[[ Supplied material, beginning ]]

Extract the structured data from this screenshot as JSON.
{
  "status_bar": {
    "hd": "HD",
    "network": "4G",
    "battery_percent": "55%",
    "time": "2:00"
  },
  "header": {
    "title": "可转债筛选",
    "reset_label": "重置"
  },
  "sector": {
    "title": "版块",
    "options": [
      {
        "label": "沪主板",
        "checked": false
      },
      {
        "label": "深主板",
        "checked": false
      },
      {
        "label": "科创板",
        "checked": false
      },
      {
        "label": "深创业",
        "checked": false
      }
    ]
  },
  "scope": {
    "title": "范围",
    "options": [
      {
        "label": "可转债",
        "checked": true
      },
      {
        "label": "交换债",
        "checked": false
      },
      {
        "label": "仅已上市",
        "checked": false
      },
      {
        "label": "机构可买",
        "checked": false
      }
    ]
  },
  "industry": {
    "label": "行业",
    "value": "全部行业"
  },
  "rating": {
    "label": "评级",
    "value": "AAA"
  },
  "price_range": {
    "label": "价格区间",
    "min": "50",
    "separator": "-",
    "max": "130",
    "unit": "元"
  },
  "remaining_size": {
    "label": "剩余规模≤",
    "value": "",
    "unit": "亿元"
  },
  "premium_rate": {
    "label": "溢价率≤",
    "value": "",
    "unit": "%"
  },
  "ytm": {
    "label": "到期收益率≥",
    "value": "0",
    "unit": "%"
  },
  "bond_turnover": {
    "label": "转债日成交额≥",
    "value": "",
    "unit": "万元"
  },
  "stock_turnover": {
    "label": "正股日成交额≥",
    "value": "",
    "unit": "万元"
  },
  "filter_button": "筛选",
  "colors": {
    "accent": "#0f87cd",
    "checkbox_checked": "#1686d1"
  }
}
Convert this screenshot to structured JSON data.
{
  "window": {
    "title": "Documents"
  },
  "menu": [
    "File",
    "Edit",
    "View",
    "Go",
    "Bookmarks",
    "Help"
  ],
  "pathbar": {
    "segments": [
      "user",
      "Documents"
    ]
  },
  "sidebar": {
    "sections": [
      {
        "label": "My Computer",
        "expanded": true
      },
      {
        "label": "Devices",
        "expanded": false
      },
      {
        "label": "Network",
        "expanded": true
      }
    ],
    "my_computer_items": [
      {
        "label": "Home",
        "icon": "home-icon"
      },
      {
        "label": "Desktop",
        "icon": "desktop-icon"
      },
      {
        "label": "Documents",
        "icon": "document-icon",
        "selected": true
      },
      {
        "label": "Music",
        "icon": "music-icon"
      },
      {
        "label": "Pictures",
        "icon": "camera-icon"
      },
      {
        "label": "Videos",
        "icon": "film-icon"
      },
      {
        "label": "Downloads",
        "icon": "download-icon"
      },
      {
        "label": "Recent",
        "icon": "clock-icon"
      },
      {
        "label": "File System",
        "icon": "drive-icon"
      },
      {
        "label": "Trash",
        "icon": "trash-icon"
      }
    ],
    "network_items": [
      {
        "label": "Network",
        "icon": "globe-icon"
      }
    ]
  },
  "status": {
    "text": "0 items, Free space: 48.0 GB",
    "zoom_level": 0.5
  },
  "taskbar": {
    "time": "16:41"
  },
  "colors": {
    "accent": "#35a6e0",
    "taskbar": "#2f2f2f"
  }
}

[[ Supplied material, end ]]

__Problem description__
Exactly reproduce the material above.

__Solution to this problem__
Extract the structured data from this screenshot as JSON.
{
  "status_bar": {
    "hd": "HD",
    "network": "4G",
    "battery_percent": "55%",
    "time": "2:00"
  },
  "header": {
    "title": "可转债筛选",
    "reset_label": "重置"
  },
  "sector": {
    "title": "版块",
    "options": [
      {
        "label": "沪主板",
        "checked": false
      },
      {
        "label": "深主板",
        "checked": false
      },
      {
        "label": "科创板",
        "checked": false
      },
      {
        "label": "深创业",
        "checked": false
      }
    ]
  },
  "scope": {
    "title": "范围",
    "options": [
      {
        "label": "可转债",
        "checked": true
      },
      {
        "label": "交换债",
        "checked": false
      },
      {
        "label": "仅已上市",
        "checked": false
      },
      {
        "label": "机构可买",
        "checked": false
      }
    ]
  },
  "industry": {
    "label": "行业",
    "value": "全部行业"
  },
  "rating": {
    "label": "评级",
    "value": "AAA"
  },
  "price_range": {
    "label": "价格区间",
    "min": "50",
    "separator": "-",
    "max": "130",
    "unit": "元"
  },
  "remaining_size": {
    "label": "剩余规模≤",
    "value": "",
    "unit": "亿元"
  },
  "premium_rate": {
    "label": "溢价率≤",
    "value": "",
    "unit": "%"
  },
  "ytm": {
    "label": "到期收益率≥",
    "value": "0",
    "unit": "%"
  },
  "bond_turnover": {
    "label": "转债日成交额≥",
    "value": "",
    "unit": "万元"
  },
  "stock_turnover": {
    "label": "正股日成交额≥",
    "value": "",
    "unit": "万元"
  },
  "filter_button": "筛选",
  "colors": {
    "accent": "#0f87cd",
    "checkbox_checked": "#1686d1"
  }
}
Convert this screenshot to structured JSON data.
{
  "window": {
    "title": "Documents"
  },
  "menu": [
    "File",
    "Edit",
    "View",
    "Go",
    "Bookmarks",
    "Help"
  ],
  "pathbar": {
    "segments": [
      "user",
      "Documents"
    ]
  },
  "sidebar": {
    "sections": [
      {
        "label": "My Computer",
        "expanded": true
      },
      {
        "label": "Devices",
        "expanded": false
      },
      {
        "label": "Network",
        "expanded": true
      }
    ],
    "my_computer_items": [
      {
        "label": "Home",
        "icon": "home-icon"
      },
      {
        "label": "Desktop",
        "icon": "desktop-icon"
      },
      {
        "label": "Documents",
        "icon": "document-icon",
        "selected": true
      },
      {
        "label": "Music",
        "icon": "music-icon"
      },
      {
        "label": "Pictures",
        "icon": "camera-icon"
      },
      {
        "label": "Videos",
        "icon": "film-icon"
      },
      {
        "label": "Downloads",
        "icon": "download-icon"
      },
      {
        "label": "Recent",
        "icon": "clock-icon"
      },
      {
        "label": "File System",
        "icon": "drive-icon"
      },
      {
        "label": "Trash",
        "icon": "trash-icon"
      }
    ],
    "network_items": [
      {
        "label": "Network",
        "icon": "globe-icon"
      }
    ]
  },
  "status": {
    "text": "0 items, Free space: 48.0 GB",
    "zoom_level": 0.5
  },
  "taskbar": {
    "time": "16:41"
  },
  "colors": {
    "accent": "#35a6e0",
    "taskbar": "#2f2f2f"
  }
}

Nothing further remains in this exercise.